Thought For Today

I am so glad that you have found this site and I hope you will find encouragement and joy as you read through my thoughts on God, family and life.

Thursday, February 14, 2013

Our Feathered Friends

Golf Finch waiting to its turn for the feeder.

During the past month of January and the beginning of February, the weather here in Minnesota has been quite unusual.  We normally have temperatures in the low teens and many times below zero.  This winter though we have had weather that has stretched from well below zero one week, to that of rain and lightening in the next.  Weather patterns have been unusual to say the least.  Last night as I was about to go to sleep, I could hear the pitter-patter of raindrops on the skylight above my bed.  The normal high for February at this time is around 30 degrees during the daylight hours and below freezing at night, so to hear rain late in the evening is a little unnerving.  On top of this, a friend from Wyoming said that the spring robins started to arrive.  She was worried that they would have nothing to eat this early in the year.  Someone commented with jest that they would have to eat frozen worms!  I do understand that global warming has changed our weather in that the poles are starting to melt, which in turn might begin to drastically change the weather throughout the planet.  This is a concern to be sure.

This week Anne is off work with Educational Testing Service, of which she does online.  It has been refreshing to have her with the kids and I during the day.  I see a more relaxed wife with having the time to enjoy her children and myself.  As for my day, homeschooling has been less stressed while we spend more time with Anne.  I have especially enjoyed sitting around early in the morning having coffee with Anne. 

Cardinals enjoying seeds on the ground.
Anne and I have spent more time talking while watching the wildlife outside our windows.  The different species of birds are coming to our feeders now, and they don’t seem to mind each other while they eat the sunflower seeds.  During the spring mating season, well that is another scenario though.  Each of the different types of birds fight within their species for territory and the mate of their choice.  This is more evident with the cardinals than any other species of birds.  They will have two to four litters (clutches) during the spring and summer months.  Tolerating each other at the bird feeder can be very interesting to watch sometimes as they chirp and fluff their feathers out, all the while trying to vie for their place at the feeder.  Since we have the feeders full of sunflower seeds most of the time, they never lack for food and consequently their mortality rate is low.  Because we provide a plentiful food source, we have an overabundance of songbirds in the trees around our home, which makes for a beautiful cacoffeny of chirps and calls that resound throughout the woods. 
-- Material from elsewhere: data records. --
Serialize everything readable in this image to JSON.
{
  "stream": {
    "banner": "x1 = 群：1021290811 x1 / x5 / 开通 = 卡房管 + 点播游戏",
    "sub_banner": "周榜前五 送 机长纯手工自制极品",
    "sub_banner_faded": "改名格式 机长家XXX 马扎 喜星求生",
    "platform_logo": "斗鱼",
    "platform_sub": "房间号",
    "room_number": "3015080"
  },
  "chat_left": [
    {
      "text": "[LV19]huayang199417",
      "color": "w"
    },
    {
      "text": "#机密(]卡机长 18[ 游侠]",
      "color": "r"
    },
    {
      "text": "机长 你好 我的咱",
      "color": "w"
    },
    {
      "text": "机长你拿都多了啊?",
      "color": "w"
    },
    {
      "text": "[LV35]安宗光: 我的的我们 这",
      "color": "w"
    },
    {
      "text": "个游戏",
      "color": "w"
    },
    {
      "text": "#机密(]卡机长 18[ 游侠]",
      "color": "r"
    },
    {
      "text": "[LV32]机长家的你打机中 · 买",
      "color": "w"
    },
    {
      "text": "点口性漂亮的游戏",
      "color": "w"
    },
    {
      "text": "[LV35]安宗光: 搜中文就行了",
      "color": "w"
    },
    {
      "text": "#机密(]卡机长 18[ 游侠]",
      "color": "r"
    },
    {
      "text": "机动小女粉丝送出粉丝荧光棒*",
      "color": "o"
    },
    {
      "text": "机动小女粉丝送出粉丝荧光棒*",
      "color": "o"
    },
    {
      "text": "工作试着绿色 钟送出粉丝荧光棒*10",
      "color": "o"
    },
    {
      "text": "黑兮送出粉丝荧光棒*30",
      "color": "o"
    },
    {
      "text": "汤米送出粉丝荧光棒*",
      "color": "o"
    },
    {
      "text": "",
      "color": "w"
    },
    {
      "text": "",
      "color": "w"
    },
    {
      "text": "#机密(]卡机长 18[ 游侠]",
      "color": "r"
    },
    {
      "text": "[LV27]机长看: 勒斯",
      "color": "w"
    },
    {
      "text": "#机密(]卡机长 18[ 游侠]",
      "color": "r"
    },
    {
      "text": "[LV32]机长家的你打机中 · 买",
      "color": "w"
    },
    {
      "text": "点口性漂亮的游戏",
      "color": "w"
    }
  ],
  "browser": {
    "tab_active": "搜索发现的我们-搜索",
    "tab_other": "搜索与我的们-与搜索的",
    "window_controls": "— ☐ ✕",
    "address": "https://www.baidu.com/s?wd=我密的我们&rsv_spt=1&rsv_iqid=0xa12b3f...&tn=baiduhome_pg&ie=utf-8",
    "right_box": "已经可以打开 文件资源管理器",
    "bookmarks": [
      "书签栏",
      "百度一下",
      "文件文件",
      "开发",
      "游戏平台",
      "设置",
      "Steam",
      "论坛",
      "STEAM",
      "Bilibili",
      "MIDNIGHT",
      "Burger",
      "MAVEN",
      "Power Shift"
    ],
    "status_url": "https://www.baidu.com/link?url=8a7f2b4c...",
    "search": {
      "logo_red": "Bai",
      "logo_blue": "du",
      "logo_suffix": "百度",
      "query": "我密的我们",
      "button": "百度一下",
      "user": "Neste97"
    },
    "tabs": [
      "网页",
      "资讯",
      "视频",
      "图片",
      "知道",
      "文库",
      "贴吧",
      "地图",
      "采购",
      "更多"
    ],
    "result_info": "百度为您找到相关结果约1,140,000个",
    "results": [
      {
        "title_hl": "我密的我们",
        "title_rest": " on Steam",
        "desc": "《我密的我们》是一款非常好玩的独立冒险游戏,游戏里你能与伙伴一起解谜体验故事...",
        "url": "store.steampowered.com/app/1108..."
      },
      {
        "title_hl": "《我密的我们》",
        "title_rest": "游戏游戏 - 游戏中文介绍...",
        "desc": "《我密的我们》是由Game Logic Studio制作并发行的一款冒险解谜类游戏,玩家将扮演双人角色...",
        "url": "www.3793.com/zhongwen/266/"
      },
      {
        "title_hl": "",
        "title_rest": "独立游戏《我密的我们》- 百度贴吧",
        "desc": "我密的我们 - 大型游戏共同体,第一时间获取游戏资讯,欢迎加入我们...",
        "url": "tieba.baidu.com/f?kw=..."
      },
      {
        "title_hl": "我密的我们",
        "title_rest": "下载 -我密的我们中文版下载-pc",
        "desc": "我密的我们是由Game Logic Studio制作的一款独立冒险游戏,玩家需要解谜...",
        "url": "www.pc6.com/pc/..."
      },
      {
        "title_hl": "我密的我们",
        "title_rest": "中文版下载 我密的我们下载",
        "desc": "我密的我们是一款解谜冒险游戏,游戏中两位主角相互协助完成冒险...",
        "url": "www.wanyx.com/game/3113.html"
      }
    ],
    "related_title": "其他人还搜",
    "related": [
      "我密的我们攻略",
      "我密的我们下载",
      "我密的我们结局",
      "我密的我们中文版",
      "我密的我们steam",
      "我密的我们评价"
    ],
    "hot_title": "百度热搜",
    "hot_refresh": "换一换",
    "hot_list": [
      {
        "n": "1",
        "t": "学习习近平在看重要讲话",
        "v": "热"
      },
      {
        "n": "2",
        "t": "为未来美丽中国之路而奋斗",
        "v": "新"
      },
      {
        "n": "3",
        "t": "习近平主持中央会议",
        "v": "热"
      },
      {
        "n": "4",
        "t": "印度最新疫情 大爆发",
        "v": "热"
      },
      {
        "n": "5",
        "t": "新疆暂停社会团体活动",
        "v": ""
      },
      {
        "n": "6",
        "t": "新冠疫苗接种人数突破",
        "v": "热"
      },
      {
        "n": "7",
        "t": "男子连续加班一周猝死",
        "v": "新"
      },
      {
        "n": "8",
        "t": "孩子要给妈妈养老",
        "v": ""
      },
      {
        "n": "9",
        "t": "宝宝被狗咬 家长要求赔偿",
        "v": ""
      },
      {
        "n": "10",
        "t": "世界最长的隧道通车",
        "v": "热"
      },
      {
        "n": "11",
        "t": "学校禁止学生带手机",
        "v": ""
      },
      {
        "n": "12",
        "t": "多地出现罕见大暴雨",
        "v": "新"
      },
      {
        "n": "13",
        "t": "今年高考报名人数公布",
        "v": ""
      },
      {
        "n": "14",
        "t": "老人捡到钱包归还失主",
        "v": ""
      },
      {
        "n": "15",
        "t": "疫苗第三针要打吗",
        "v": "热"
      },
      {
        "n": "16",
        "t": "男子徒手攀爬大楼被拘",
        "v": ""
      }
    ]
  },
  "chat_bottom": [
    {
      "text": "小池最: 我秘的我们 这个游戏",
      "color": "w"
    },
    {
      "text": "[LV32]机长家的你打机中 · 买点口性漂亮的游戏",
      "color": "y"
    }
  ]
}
Hummingbirds love Anne's flowers.
One of the most enjoyable sights for us is the hummingbirds that arrive in late May to early June.  They bring with them the energy of song and life as they flit back and forth from flower to feeder, and back to Anne’s flowers again.  Their little high resounding chirps remind me of Woodstock the yellow finch in the “Peanuts” movies.  They dance back and forth in the air, sometimes in a horseshoe shape pattern that creates a sound that resembles a little motor speeding up and slowing down.  Many times they fly up to us, and then chirp away in a greeting of delight, only to see them the next moment flying off to play tag one with the other.  It is not unusual to see one hummingbird on the feeder while another hummingbird buzzing by bumps it off its perch.  They then begin the game of tag with both flying back and forth chasing each other all the while sending high chirps out as they seem to fly at the speed of light.  Our family gets excited thinking about these little creatures coming back in the spring.  God has blessed us with feathered friends that bring so much life and joy to our family.  We very much anticipate their arrival each year.